(Work task) Please return every line in the entries below with the word "your" in it.

(Extracted records)
....

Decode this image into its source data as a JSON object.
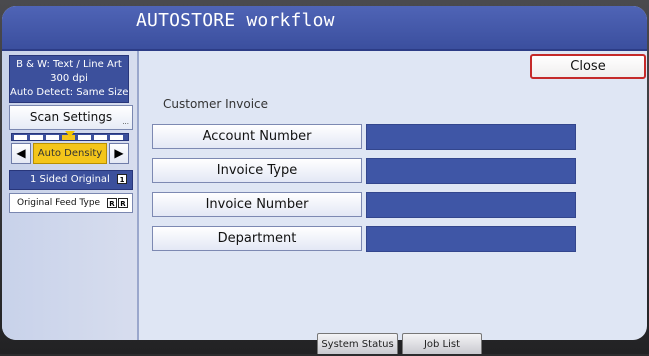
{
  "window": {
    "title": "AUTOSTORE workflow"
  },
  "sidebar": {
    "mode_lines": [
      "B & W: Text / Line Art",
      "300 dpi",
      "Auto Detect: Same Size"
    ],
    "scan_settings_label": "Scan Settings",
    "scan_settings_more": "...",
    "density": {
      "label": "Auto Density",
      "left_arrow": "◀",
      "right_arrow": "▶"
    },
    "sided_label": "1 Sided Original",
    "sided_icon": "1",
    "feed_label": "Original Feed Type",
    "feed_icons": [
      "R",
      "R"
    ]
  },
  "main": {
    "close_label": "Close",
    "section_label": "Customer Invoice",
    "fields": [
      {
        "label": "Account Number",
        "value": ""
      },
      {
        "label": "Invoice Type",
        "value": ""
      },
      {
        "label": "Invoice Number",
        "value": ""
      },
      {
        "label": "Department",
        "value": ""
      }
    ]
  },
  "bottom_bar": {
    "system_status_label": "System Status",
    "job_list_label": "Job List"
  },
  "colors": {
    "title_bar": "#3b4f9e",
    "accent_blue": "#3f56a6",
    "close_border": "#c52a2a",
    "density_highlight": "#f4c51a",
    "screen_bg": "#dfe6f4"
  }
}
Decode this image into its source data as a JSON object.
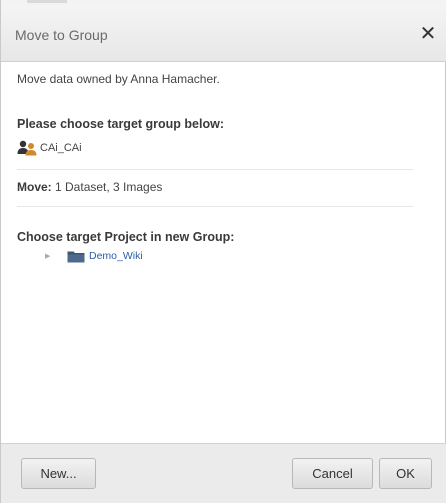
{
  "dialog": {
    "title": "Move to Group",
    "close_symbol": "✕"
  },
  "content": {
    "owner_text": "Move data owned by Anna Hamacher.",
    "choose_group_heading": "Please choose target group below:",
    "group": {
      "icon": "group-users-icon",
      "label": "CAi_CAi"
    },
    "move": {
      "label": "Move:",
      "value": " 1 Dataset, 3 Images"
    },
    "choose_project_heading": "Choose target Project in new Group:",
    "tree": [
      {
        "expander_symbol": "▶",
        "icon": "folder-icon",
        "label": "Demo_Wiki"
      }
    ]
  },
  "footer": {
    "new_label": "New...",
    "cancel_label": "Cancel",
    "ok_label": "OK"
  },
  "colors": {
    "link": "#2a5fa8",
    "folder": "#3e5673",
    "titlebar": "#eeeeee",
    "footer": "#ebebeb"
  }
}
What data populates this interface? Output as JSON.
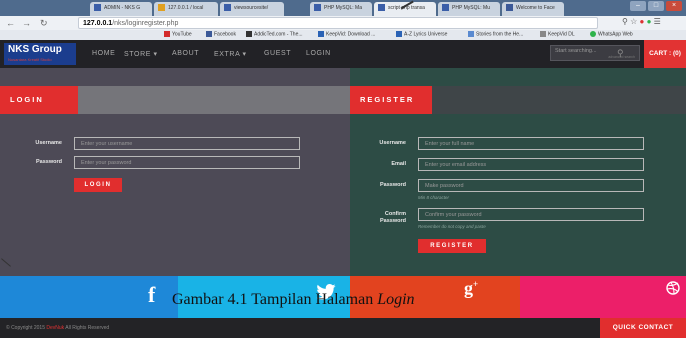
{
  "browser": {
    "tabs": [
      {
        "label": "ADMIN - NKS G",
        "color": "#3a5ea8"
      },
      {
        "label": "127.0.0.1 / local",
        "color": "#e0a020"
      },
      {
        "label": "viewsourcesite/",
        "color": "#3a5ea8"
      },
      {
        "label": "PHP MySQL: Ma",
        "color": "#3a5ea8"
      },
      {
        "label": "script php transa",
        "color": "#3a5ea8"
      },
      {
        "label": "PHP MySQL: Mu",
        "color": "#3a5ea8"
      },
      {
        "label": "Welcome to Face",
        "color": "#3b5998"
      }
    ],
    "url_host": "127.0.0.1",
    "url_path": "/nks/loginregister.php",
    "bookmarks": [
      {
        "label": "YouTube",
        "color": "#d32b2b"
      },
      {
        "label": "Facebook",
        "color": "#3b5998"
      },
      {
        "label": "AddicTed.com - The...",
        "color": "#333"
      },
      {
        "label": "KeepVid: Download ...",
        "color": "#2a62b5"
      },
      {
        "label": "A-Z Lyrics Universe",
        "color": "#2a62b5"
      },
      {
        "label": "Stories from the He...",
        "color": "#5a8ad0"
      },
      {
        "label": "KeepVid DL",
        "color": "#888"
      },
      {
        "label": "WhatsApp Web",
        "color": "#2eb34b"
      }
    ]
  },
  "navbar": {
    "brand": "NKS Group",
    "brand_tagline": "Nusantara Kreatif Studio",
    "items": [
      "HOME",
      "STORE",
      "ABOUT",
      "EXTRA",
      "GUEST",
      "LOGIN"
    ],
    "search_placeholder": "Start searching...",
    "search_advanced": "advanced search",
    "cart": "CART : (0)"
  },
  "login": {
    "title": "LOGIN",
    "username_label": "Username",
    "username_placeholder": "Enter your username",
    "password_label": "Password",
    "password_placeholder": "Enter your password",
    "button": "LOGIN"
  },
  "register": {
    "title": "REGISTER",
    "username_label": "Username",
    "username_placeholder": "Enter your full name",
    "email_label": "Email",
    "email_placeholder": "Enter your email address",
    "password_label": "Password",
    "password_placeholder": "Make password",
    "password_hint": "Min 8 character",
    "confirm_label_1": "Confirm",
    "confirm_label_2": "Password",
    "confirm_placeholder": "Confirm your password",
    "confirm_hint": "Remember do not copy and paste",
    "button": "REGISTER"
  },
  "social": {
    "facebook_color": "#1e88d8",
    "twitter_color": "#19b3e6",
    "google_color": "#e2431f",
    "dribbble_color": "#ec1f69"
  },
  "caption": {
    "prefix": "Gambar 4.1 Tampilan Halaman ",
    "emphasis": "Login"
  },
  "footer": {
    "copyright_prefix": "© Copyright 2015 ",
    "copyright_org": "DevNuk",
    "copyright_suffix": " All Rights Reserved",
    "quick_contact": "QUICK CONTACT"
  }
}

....

(Exercise answer)
    "username_placeholder": "Enter your username",
    "password_placeholder": "Enter your password",
    "username_placeholder": "Enter your full name",
    "email_placeholder": "Enter your email address",
    "confirm_placeholder": "Confirm your password",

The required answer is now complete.